The Chinese health care system is very different from the French system. Not so much in terms of techniques, but rather in terms of organization. For example, there aren’t really any private medical practices in China; everything is done in hospitals or clinics of various sizes. Patients simply go there and are examined on the spot. Also, a 15-20 minute doctor’s appointment is difficult to imagine in China. Doctors see more than 100-150 patients each day, often spending only two to three minutes with each patient. So it’s quite perplexing and rather difficult for us to understand how they can practice medicine with such short consultations, but I suppose it’s because we do not have the same number of patients to treat. You look at things a little differently when you come back to France. Also, medicine is taught in a different way: during the internships, the students draw blood, check blood pressure and oxygen levels, have daily academic visits (the professor sees the patients and all the students follow them), and review their courses. As for new residents, they are given fewer responsibilities than in France. They take care of post-surgical dressings, for example, whereas this is more of a nurse’s role in France. They watch their superior when it comes to patient care and prescriptions, but they don't really get involved themselves at the beginning.

How would you sum up this experience?

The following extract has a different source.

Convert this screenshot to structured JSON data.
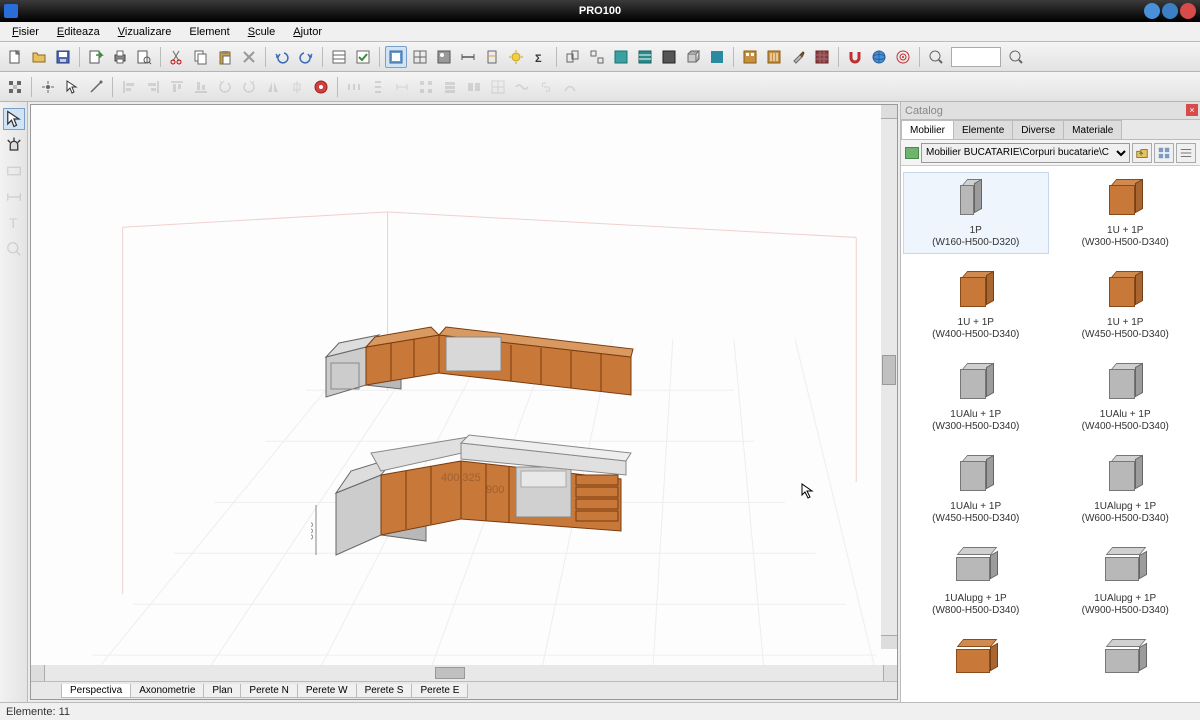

This assignment involves taking one year off from your residency, which means requesting a two semester break. Since I hadn’t started my thesis at that time, it was quite nice not to have to think about it for a year. That being said, it is possible to continue your thesis while working in this position, which has been the case for a number of my predecessors. This experience is something I will always look back on with great fondness. It allowed me to take a step back from my residency while keeping a foothold in medicine. Explaining things to students, especially non-French students, requires a different approach; it is not enough to understand the subject yourself, you have to make sure that they understand it, too! We had to adapt the vocabulary quite a bit, and even make comparisons that may seem a bit silly. We had to use a lot of gestures, onomatopoeias, pointing to things, and we changed the slideshows to include diagrams, drawings, photos, etc. The French Medical School went to great lengths to adapt the program so that it could continue throughout the pandemic. For example, it has introduced a number of online classes. Without them, most of the training sessions would not have been possible. The sixth-year students could sit their written exams on a computer, so that all documents could be sent to the various examiners by e-mail, and the oral exams were conducted by video link, so the overall exam process was “almost” normal. This rewarding experience makes me want to do something similar in another country, but I’d like to finish my residency first. This will surely influence my career in one way or another; it has made me want to get off the beaten track even more than before!